RECORDS PROVIDED:

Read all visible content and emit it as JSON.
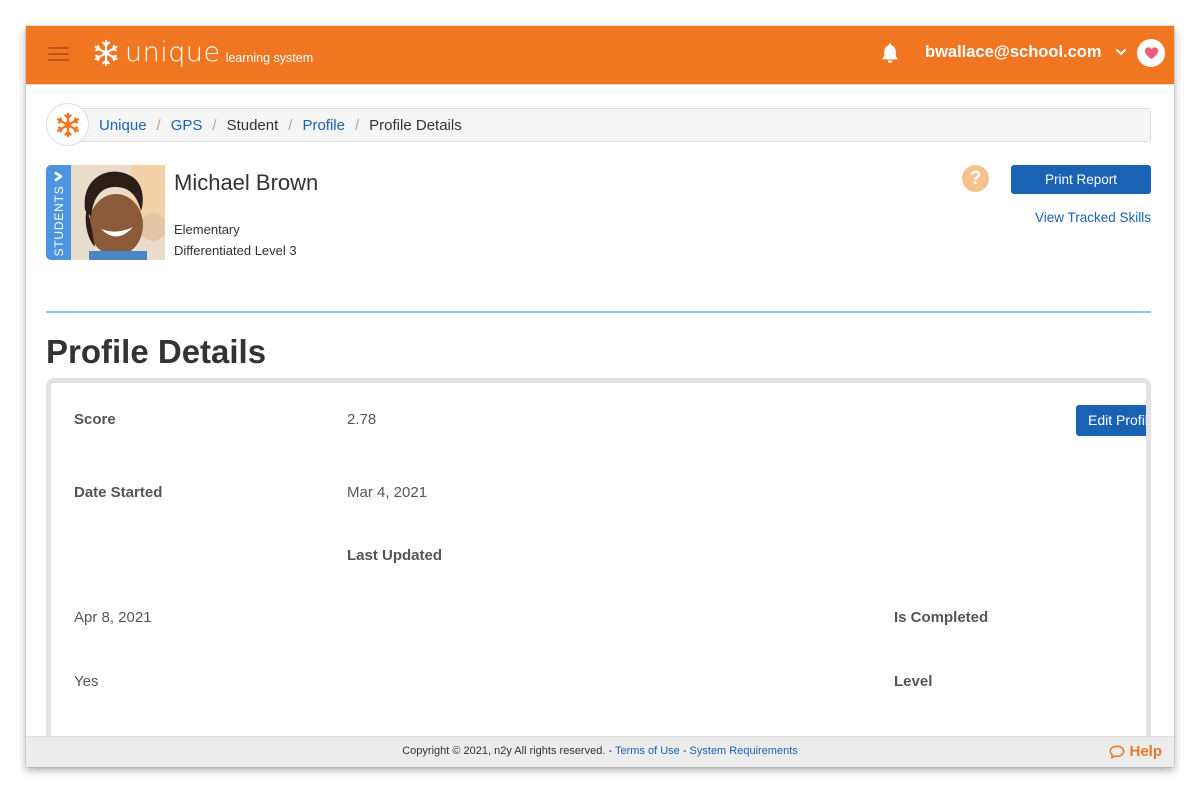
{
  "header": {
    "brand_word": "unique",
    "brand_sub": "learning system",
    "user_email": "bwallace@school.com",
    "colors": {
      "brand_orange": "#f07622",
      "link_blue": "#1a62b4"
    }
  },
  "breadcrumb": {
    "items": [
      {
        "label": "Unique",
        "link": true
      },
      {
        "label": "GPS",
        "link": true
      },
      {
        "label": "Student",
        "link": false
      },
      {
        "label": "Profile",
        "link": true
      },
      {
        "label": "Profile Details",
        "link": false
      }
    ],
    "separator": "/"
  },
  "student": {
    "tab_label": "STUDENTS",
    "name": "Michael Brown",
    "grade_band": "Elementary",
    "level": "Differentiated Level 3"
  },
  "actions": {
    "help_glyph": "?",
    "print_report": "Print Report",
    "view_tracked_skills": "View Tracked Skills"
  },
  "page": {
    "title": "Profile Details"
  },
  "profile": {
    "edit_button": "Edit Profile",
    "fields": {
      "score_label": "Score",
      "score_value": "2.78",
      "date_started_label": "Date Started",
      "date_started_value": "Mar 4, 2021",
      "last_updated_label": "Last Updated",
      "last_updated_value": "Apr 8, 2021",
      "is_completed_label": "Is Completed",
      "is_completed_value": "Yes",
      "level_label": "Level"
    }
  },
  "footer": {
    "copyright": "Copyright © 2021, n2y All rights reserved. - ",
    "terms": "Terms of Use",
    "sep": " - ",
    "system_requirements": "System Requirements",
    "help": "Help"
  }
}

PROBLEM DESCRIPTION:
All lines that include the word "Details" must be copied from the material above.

EXERCISE OUTPUT:
        "label": "Profile Details",
    "title": "Profile Details"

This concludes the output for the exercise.